Photoactive yellow protein

Photoactive Yellow Protein (PYP) is a small cytosolic photoreceptor thought to be responsible for the negative phototactic response of its host organism. It consists of a single polypeptide chain of 125 residues and the chromophore para-hydroxy cinnamic acid, which is covalently bound to Cys69, the only cysteine residue in the protein.

The photocycle

In the dark, the PYP chromophore is in the trans, deprotonated state and the protein is well folded. This state absorbs in the blue (so it looks yellow). When a blue photon is absorbed, the chromophore can isomerize to the cis state and become protonated. The cis state absorbs near 350 nm so appears colourless. In the cis, protonated state the protein partially unfolds. When the blue light source is removed the protein spontaneously refolds and the chromophore reisomerizes to the trans form.

Photocontrolled transcription factors

Our aim is to use PYP as a genetically encoded light switch that can be fused to transcription factors like GCN4 and control their activity. The idea is to use the photo-controlled folding/unfolding process of PYP to sterically prevent/allow an interaction required for function. For more information see: J Mol Biol. 2010;399(1):94-112.

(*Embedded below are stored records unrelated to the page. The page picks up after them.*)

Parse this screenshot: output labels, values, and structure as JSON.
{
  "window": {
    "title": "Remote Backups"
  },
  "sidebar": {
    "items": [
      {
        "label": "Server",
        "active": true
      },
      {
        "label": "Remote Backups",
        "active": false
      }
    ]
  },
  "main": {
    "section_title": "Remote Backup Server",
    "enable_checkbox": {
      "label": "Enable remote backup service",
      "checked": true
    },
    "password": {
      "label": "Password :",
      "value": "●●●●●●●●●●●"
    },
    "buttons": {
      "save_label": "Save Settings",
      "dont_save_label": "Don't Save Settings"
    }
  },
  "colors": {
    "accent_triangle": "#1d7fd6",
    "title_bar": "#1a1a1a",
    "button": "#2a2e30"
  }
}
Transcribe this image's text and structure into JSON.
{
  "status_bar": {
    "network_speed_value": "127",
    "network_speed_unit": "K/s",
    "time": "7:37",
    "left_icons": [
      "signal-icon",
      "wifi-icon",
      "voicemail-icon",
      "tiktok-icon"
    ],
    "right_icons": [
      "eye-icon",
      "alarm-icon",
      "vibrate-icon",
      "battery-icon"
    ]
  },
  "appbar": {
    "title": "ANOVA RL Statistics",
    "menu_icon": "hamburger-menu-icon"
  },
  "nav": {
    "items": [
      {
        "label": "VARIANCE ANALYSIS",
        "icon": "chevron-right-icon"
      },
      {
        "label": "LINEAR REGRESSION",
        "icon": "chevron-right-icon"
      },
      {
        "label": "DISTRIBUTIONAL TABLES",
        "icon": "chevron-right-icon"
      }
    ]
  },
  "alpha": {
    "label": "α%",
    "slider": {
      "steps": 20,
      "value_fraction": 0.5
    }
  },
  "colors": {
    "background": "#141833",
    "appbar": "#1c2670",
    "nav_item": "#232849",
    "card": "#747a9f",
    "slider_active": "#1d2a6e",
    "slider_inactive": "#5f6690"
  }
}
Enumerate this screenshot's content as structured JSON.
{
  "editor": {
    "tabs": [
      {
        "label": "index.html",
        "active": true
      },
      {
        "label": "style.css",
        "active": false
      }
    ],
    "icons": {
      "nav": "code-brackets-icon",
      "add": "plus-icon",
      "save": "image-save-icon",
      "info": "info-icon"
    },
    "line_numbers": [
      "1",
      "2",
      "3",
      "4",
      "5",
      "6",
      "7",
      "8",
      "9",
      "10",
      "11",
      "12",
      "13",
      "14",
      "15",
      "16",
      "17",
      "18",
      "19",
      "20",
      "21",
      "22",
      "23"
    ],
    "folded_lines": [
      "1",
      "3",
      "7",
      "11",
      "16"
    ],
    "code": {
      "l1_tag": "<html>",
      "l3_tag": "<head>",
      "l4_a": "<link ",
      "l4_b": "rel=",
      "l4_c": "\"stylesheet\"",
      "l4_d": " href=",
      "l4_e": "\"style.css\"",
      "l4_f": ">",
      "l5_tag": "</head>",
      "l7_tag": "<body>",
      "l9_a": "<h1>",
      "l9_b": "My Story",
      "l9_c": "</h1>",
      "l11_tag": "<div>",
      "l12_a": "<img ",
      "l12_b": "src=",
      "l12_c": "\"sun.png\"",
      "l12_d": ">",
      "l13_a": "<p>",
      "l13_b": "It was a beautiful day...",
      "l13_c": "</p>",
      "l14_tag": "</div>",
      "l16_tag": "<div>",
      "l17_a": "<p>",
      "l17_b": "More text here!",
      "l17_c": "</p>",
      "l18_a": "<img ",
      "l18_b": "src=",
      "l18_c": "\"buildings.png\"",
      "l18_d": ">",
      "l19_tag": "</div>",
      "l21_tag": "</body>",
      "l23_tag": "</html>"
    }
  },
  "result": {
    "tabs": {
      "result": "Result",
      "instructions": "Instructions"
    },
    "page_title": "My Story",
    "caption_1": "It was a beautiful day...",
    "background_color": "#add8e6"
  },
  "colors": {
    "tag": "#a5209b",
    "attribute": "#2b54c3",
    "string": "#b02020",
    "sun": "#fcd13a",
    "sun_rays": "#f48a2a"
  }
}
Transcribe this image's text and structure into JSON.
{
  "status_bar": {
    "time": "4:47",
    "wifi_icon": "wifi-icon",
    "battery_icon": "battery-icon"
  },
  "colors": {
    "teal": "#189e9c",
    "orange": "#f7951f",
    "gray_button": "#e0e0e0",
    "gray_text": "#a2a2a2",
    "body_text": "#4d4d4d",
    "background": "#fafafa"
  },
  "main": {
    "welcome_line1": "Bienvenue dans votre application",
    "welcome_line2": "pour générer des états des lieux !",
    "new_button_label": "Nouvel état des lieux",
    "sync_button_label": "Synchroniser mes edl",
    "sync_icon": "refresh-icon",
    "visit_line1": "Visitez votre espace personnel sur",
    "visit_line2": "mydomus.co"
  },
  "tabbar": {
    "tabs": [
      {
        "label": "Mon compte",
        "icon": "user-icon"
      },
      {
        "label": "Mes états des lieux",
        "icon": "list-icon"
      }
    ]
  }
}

The idea of using genetically encoded light switches to control biochemistry in living organisms has been termed "optogenetics". The best developed optogenetic tools are the channelrhodospins which are already leading to new insights into how complex things like living brains function. The potenial of such tools is highlighted in the 2010 Method of the Year section in Nature Methods.